  • Where an old item is unique or where an object is handmade, a value may be allowed for re-manufacture on a ‘facsimile’ or ‘replica’ basis.

 

  • In order to obtain valuations for Insurance the valuer may use varying calculations involving Open Market Values, which are generally calculated at mid-auction estimate, but does not take into consideration commissions or other potential expenses often associated with selling at auction.  In some instances however where this method is not suitable to ascertain the Open Market Value other calculation methods are required using reasonable research and due diligence. The RICS (Royal Institution of Chartered Surveyors) define market value as ‘The estimated amount for which an asset or liability should exchange on the valuation date between a willing seller in an arm’s length transaction after proper marketing and where the parties each acted knowledgeably, prudently and without compulsion’ (RICS, VS3.2, 2012, p.30).  Market Value in accordance with Section 160 of The Inheritance Tax Act 1984 and Section 272 of The Capital gains Tax Act 1992 is defined as: ‘The price which the property might reasonably be expected to fetch if sold in the open market at that time, but that price must not be assumed to be reduced on the grounds that the whole property is to be placed on the open market at one and the same time’ (RICS, UKGN3.2, 2012, p.268).  Where such calculations are used they will be clearly stated in the valuation report.

 

  • The basis, or bases, of valuation for Insurance purposes will be clearly stated in the valuation report

 

  • The valuation report is principally based upon the valuer’s opinion on the date of the inspection, taking into account the conditions of the examination.  An Valuation for Insurance purposes is not a guarantee of the price payable or receivable in respect of an item.

 

  • The Valuation Report is the copyright of Philippa H Deeley Ltd and will be provided for the stated purposes and for the sole use of the named Client.   It will be confidential to the Client and their professional advisers. The valuer accepts responsibility to the client alone that the report will be prepared with the skill, care and diligence reasonably to be expected of a competent valuer, but accepts no responsibility whatsoever to any person other than the client themselves.

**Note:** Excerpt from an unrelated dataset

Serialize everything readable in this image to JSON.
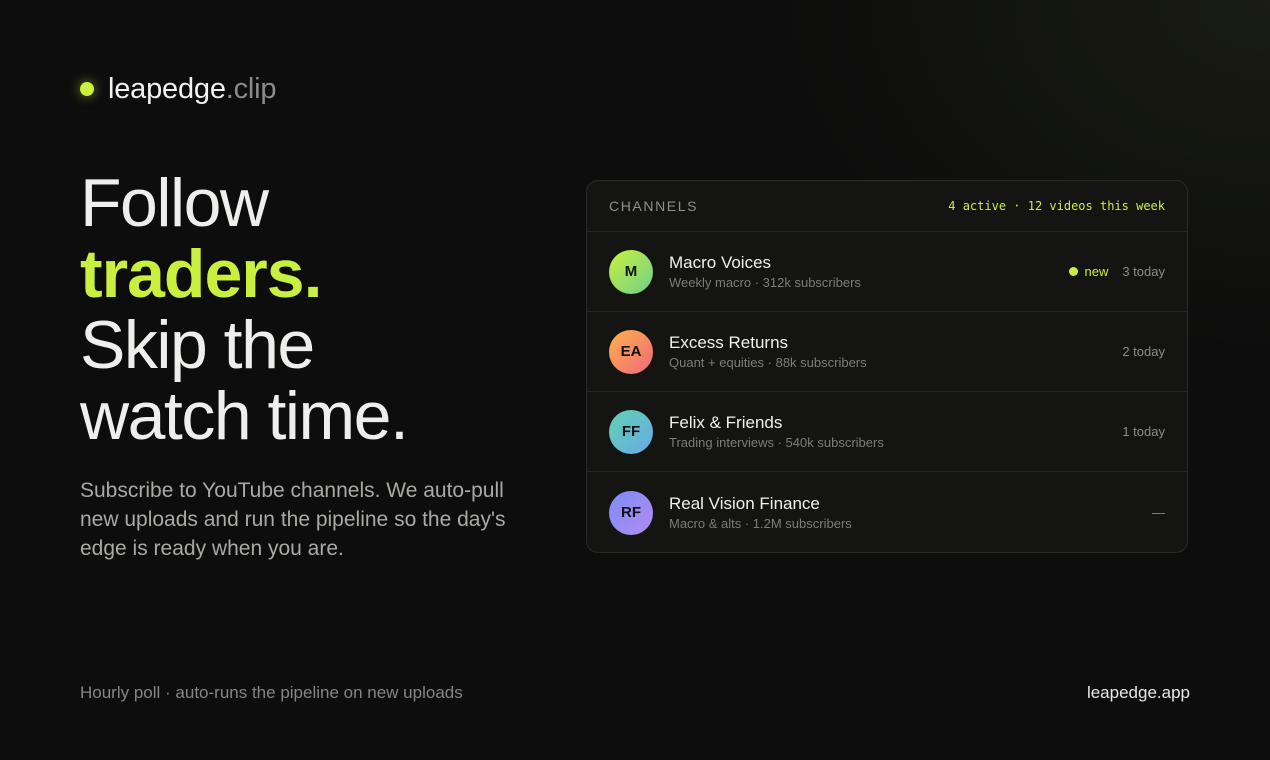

Any such person relies upon the report at their own risk.

 

  • Neither the whole nor any part of the report or any reference to it may be included in any published document, circular or statement nor published in any way without the valuer’s written approval of the form and context in which it may appear.

 

  • Client details and valuation reports will not be released to any third parties without the client’s express permission except as required by law.

 

  • Values will be ascertained by observing market trends, utilising the valuer’s professional experience, making note of previous sale records, bullion and other relevant prices, and on occasion taking into consideration the opinions of other parties.

 

  • It is the instructing client’s responsibility to disclose all property to be valued, and to ensure that it is included in the valuation report.

 

  • Where items are not available for inspection and the valuer therefore relies on photographs and or information supplied by the client, this will be stated in the valuation report.  The valuer shall, unless otherwise expressly agreed, rely upon information provided to them by the client or the client’s legal or other professional advisers. It is the responsibility of the client or the client’s legal or other professional advisers to ensure this information is accurate and advise the valuer if it is not.

 

  • Description detail will vary to be appropriate to the values of the personal property (chattels) being valued.

 

  • Even where competent to do so, the valuer will not normally undertake condition reports on personal property (chattels) to establish faults, alterations, or restoration. However, where problems of condition are obvious and affect the value they will be noted in the valuation report.

 

  • Where personal property (chattels) are not new an assumption will be made that items are in reasonable condition, unless specifically stated in the valuation report to the contrary.

 

  • For more information on our Terms of Engagement please visit our Terms of Business page.